This publication provides internationally comparable data on tax levels and tax structures for Indonesia and Malaysia. The model is the OECD Revenue Statistics database which is a fundamental reference, backed by a well-established methodology, for OECD member countries. By extending this OECD methodology to Asian countries, Revenue Statistics in Asian Countries enables meaningful cross-country comparisons about tax levels and structures not only between Asian economies, but also between them and their industrialised peers. Future editions will cover additional Asian countries.
The Global Forum on Transparency and Exchange of Information for Tax Purposes has just completed peer reviews of 11 jurisdictions.

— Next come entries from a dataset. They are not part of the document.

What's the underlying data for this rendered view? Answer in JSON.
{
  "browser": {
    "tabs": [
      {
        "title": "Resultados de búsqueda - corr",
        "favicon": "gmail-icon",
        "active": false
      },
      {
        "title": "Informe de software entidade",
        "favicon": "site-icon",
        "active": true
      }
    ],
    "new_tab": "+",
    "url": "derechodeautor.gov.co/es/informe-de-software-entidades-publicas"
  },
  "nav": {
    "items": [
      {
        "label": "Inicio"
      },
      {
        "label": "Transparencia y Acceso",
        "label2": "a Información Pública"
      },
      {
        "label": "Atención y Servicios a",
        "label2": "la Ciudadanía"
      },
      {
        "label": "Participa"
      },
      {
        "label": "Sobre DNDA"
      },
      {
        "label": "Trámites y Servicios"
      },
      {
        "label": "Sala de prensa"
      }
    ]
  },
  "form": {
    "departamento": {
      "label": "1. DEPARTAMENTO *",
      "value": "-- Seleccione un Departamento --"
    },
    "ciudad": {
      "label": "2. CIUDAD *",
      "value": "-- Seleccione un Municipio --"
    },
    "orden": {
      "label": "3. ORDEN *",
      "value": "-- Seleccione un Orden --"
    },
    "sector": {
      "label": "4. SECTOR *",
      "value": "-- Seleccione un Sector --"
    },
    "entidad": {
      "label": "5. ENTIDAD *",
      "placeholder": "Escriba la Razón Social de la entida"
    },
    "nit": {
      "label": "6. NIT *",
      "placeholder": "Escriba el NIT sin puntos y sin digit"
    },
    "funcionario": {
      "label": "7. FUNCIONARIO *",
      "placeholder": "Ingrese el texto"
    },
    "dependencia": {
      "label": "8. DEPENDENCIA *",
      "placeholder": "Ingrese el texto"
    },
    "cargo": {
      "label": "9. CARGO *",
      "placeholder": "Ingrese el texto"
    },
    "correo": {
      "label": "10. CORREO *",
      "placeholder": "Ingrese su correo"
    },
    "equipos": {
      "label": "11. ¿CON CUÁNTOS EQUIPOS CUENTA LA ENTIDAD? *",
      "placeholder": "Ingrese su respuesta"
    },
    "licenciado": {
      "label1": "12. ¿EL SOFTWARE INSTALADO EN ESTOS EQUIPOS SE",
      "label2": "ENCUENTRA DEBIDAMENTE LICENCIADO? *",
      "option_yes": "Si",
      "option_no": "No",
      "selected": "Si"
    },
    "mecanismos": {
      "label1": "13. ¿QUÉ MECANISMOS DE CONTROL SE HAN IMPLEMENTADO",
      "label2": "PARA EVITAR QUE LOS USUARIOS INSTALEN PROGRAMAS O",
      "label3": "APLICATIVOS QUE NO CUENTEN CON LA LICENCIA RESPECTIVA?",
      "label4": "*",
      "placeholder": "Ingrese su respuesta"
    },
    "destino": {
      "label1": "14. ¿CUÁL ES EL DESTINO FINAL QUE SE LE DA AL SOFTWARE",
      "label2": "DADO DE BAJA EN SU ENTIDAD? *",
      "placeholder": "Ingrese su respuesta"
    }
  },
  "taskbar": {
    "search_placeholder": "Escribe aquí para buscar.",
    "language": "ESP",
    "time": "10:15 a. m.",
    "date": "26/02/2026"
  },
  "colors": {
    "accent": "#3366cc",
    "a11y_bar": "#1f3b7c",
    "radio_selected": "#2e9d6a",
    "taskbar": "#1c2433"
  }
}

This brings to 70 the number of peer review reports completed since March 2010.
This report summarises the legal and regulatory framework for transparency and exchange of information for tax purposes in the Republic of Korea .
OECD countries acknowledge that taxes must play a role in the process of fiscal consolidation as they battle unprecedented budget deficits. In 2010, the majority of OECD governments have stabilised their tax to GDP, with the average ratio moving up slightly from 33.8% in 2009 to 33.9% in 2010.
Korea’s health-care system has contributed to the marked improvement in health conditions, while limiting spending to one of the lowest levels in the OECD through high patient co-payments and limited coverage of public health insurance.
Korea has one of the lowest tax burdens in the OECD area, reflecting its small public sector. However, rapid population ageing will put upward pressure on government spending.